With Tucker's hoof wrapped in Gorilla Tape--seems to hold up, unlike duct tape--and Elastoplast to keep his sole protected and the walls from breaking down, I have the barefoot Chance as my prime riding horse.
Oh, yes, Shannon, Tucker wears bell boots all the time. Not sure they actually keep his shoes on better, but the idea is sound. *sigh*
Anyhow, back to the program. I saddled up Chance for a short workout, every mindful of the fact that he hasn't been ridden in at least a month. I have learned to carry the dressage whip with me mostly because he as several modes of motion, most of which are slow. Very slow. It is honestly amazing how he can practically canter in place with, by the way, really good rhythm. If I every do decide to do some dressage competing with him, I suspect collection will be the least of his problems.

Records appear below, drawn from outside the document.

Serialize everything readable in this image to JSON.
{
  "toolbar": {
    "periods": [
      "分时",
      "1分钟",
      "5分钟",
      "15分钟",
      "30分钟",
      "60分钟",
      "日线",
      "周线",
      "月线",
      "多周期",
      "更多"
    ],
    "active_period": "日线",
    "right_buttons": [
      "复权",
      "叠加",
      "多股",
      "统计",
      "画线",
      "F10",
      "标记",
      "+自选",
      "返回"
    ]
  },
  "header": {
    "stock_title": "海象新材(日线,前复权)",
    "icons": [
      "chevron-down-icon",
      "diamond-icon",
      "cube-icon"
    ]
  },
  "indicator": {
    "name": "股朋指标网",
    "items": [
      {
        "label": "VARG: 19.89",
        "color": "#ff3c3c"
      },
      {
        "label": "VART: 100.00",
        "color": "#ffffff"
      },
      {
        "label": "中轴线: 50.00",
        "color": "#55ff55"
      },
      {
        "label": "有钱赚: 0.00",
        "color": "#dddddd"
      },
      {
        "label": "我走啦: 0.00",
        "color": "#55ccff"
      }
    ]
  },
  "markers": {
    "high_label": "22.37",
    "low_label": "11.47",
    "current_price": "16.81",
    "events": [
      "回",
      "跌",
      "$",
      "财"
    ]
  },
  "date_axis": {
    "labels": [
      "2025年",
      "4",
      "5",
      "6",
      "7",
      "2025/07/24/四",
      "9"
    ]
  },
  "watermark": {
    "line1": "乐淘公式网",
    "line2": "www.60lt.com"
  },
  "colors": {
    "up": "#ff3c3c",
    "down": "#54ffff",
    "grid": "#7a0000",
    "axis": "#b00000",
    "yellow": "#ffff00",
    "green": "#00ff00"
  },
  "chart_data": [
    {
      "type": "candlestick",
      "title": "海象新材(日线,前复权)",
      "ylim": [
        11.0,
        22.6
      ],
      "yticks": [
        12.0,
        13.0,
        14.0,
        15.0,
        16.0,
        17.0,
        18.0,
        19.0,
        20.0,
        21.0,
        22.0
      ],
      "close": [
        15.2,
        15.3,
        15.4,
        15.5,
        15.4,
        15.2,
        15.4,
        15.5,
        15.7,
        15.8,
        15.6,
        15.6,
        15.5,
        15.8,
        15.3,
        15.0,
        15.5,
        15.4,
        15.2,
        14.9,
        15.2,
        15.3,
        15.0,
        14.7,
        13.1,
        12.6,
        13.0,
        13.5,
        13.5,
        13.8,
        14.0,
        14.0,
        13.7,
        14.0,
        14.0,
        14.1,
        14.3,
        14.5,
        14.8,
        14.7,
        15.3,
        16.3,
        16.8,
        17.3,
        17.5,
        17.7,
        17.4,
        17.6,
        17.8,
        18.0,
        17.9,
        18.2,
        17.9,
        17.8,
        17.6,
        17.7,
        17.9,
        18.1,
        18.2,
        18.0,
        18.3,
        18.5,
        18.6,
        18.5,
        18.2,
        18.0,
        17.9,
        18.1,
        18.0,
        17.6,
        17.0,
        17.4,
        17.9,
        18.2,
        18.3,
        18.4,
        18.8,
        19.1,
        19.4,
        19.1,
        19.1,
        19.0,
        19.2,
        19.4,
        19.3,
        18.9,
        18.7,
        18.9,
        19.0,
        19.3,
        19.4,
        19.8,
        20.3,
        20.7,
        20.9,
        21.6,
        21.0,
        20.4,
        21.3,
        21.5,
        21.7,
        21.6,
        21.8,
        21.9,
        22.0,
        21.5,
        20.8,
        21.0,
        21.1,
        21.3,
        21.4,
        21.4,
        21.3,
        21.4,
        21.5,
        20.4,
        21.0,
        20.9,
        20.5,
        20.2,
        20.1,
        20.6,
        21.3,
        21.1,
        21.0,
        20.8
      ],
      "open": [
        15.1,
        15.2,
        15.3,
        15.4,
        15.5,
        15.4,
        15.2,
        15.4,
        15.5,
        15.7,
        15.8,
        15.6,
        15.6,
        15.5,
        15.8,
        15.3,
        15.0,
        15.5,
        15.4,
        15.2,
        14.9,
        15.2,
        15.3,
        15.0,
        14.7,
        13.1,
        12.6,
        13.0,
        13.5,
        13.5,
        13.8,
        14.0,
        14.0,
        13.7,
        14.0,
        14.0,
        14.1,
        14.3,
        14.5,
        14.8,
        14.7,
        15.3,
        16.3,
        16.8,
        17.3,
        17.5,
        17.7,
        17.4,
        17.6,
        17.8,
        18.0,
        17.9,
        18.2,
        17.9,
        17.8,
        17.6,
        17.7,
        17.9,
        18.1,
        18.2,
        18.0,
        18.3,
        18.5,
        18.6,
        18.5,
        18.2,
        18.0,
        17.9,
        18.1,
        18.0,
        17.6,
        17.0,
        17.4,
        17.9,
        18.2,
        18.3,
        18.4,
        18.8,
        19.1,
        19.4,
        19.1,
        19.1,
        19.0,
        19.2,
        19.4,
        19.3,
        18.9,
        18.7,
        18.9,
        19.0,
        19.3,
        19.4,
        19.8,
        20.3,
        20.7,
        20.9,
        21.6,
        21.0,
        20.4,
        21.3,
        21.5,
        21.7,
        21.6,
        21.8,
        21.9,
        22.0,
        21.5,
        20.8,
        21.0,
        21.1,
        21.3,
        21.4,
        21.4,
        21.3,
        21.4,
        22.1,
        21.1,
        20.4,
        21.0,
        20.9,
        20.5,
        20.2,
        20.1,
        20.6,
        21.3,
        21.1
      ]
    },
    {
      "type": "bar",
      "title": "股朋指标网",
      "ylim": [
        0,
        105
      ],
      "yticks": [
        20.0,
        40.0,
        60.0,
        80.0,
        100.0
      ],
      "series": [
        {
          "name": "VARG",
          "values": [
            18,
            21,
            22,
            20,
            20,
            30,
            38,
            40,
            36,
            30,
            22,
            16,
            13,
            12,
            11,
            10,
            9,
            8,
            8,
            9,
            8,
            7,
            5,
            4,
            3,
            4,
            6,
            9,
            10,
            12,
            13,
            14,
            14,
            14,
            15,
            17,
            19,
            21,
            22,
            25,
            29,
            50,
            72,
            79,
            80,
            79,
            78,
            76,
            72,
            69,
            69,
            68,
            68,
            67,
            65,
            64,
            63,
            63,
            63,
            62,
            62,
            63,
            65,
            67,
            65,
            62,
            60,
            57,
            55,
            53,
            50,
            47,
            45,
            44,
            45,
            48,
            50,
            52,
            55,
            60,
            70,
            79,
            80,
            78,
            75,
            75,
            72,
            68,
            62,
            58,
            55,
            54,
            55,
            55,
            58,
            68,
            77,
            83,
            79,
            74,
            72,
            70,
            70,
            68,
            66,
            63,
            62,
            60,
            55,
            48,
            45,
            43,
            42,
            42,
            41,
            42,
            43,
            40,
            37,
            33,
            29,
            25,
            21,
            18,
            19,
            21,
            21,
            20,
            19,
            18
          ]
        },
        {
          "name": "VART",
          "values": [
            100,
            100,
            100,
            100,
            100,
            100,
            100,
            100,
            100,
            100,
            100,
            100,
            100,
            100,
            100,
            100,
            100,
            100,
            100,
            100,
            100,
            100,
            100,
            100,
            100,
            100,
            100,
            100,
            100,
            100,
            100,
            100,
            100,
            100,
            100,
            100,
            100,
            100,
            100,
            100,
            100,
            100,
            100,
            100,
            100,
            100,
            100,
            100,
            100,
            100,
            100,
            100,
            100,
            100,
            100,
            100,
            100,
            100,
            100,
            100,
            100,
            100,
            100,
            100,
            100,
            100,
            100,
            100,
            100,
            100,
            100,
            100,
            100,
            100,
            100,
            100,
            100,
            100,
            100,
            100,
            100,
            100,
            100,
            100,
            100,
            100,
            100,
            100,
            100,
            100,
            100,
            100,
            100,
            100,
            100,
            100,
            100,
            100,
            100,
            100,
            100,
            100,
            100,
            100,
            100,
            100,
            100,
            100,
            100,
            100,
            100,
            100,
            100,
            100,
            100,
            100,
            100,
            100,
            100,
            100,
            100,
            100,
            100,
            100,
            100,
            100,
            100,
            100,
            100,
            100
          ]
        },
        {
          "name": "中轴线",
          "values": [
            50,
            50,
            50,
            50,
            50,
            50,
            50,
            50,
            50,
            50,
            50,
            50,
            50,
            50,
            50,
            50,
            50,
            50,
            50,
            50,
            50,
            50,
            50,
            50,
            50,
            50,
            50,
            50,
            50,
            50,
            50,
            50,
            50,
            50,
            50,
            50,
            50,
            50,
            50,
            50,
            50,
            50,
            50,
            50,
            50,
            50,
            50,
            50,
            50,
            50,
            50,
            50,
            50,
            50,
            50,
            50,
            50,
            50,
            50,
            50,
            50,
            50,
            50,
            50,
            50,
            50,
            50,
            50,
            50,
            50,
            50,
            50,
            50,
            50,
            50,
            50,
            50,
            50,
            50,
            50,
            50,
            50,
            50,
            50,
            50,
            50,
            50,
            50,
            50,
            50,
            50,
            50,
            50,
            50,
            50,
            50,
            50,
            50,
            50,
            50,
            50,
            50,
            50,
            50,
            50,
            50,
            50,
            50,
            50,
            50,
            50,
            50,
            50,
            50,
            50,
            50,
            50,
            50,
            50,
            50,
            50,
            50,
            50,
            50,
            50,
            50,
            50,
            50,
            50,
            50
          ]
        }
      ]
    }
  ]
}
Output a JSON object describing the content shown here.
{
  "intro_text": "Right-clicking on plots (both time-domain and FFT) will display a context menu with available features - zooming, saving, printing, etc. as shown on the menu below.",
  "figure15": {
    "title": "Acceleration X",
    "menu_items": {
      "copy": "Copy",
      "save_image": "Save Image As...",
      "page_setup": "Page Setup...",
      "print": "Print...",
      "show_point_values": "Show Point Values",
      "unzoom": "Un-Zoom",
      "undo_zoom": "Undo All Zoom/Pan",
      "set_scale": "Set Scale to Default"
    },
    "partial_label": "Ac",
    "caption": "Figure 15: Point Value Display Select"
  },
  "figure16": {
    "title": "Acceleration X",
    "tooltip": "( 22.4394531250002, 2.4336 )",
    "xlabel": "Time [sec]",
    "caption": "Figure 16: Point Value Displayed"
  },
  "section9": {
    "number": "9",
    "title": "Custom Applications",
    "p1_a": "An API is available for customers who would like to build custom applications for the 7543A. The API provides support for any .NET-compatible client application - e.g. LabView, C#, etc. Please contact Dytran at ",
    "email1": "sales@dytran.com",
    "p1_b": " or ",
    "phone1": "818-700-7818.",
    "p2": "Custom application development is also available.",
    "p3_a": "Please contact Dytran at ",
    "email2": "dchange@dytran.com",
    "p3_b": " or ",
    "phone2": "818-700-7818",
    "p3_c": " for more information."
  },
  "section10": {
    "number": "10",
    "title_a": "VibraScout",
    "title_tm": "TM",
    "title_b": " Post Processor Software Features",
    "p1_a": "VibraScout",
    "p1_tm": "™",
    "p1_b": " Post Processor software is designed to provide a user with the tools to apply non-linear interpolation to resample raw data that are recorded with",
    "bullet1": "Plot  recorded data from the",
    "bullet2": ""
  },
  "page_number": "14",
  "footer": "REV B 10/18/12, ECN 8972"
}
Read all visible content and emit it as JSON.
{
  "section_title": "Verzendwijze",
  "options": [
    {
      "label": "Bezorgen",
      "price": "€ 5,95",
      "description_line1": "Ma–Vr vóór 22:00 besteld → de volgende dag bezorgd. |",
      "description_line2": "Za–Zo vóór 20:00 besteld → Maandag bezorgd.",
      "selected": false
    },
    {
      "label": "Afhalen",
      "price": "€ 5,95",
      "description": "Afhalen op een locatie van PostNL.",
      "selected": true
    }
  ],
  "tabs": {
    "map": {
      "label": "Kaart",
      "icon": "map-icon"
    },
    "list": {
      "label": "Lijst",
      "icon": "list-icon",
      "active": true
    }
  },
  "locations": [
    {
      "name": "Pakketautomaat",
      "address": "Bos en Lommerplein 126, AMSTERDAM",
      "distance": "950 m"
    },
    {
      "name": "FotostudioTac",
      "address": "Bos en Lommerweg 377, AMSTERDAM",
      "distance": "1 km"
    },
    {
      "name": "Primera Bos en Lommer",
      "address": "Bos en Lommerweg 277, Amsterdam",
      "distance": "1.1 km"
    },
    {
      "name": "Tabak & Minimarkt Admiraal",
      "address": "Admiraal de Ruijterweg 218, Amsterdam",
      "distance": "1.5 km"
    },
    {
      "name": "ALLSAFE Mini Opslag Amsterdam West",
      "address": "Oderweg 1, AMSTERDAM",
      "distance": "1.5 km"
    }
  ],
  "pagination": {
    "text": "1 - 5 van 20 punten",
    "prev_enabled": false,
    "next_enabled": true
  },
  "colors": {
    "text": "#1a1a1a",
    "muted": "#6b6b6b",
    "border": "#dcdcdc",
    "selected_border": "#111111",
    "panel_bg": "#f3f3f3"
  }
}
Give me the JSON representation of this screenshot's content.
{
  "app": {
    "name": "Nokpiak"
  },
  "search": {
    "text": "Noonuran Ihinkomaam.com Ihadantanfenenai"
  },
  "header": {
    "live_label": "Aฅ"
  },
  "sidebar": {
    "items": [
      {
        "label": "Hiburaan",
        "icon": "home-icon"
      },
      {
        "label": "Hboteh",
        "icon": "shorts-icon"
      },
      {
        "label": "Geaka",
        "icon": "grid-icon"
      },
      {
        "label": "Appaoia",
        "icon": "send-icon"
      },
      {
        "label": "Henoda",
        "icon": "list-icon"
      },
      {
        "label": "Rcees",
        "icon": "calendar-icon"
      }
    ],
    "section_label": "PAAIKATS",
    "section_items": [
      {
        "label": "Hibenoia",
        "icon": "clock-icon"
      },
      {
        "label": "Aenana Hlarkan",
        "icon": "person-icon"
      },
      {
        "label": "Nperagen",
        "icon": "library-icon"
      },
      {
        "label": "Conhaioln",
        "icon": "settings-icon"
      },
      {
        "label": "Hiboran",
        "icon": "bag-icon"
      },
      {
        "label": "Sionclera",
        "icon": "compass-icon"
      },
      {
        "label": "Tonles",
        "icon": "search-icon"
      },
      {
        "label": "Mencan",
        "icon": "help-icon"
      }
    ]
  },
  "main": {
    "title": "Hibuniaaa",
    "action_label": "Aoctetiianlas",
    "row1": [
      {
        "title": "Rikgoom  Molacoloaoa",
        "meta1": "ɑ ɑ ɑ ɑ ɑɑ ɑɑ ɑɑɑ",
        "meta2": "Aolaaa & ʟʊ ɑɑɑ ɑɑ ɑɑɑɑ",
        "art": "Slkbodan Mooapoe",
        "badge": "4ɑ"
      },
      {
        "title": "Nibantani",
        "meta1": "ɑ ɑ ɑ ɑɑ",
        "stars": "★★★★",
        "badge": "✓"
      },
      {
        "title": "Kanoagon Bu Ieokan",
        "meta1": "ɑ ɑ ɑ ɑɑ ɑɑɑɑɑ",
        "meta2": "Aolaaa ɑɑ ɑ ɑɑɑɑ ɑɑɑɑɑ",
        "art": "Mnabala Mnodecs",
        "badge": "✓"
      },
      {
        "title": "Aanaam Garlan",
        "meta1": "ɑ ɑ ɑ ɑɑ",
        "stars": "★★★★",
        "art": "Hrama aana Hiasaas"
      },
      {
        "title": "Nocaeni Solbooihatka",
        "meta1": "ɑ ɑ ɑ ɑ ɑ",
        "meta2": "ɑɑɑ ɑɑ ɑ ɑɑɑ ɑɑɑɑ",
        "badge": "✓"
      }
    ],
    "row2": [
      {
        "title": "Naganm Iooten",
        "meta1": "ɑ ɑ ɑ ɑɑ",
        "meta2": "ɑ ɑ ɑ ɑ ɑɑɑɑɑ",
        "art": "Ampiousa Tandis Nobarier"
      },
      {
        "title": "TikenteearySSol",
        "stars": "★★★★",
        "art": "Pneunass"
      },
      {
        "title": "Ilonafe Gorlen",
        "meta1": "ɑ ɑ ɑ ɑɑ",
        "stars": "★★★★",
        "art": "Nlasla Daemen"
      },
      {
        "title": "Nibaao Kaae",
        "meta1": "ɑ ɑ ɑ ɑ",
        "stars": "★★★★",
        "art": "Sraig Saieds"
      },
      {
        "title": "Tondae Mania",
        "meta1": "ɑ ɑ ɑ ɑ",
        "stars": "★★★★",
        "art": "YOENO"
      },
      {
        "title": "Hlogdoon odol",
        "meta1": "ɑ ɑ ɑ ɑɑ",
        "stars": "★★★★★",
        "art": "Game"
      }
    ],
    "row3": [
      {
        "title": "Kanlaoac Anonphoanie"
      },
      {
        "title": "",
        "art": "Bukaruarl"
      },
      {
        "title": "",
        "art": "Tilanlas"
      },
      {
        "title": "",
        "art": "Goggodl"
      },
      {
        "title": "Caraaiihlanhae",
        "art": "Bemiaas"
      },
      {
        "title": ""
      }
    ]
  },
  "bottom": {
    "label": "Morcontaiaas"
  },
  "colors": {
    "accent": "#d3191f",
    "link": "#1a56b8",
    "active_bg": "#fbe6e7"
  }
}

Well, his trot started off rather enthusiastically, so I just let him move on, trying hard to ignore his tendency to bulge out noticeably as we passed the gate out to the woods. Though tempted, I decided to stick to the arena for the day, just working on the basics.
And what are the basics with Chance? He walks, trots, and canters correctly on both leads, and he steers with relative accuracy, so those basics are done. He walks with his head in a nice stretchy frame, and will actually transition from walk to trot without using his head for balance. But in between, mostly at the trot, he is unsteady about both his frame and his pace. However, all that being said, I must admit that each time I do ride him, the previous lessons do seem to stick. A very slight give and take on the outside rein is usually all it takes to get him back into a training level frame. But I do need to be quicker to fix his stiffening before it gets to that point.
I don't want to "play" the reins every stride, and I do want to reward his correct carriage by being soft, so I really need to focus on the exact moment I need to make a slight correction before things go so awry that the slight correction has to be "less than slight."
Much of it is his balance. He likes to "lead with his shoulder," particularly on the left rein. That seems to be his stronger side, with the right rein as his hollow side. That's why I often find my own seat slipping to the right when I ride him. He tends to "drop me into the well" he creates when his right hind doesn't track quite straight under his body, but slightly to the outside (left) in taking a weaker stride.
In his defense, that right hind is the one he has some problem with, so as we go along, I will be doing exercises to help him get stronger. For now, it's mostly my job to ride straight myself and keep asking him to try to do so as well.
The good news was that I really didn't feel much difference at the trot on either rein. That may be different today if his right hind is tired from the first ride, but again, it is something that in the past seems to work out as he gets fit.
His canter was lovely on both reins, with the right lead a little "softer." This may well be his biggest improvement over time as he used to really rush on the right lead.
After I finished the schooling session, I took him on a two minute ride through the front paddocks. He was very confused by this. I've never ridden him around his turnout area and he was just sure I simply could not mean to do such a silly thing. He stopped several times to question me, but behaved well otherwise. It's not even half an acre, so we are talking a mini mini mini hack here. *lol* It was just enough to cool him down after the ride and allow me to take him back into the barn at the front door.
Going to go for a swim today and, if the weather holds--storms predicted--I'll try to get another ride in as well.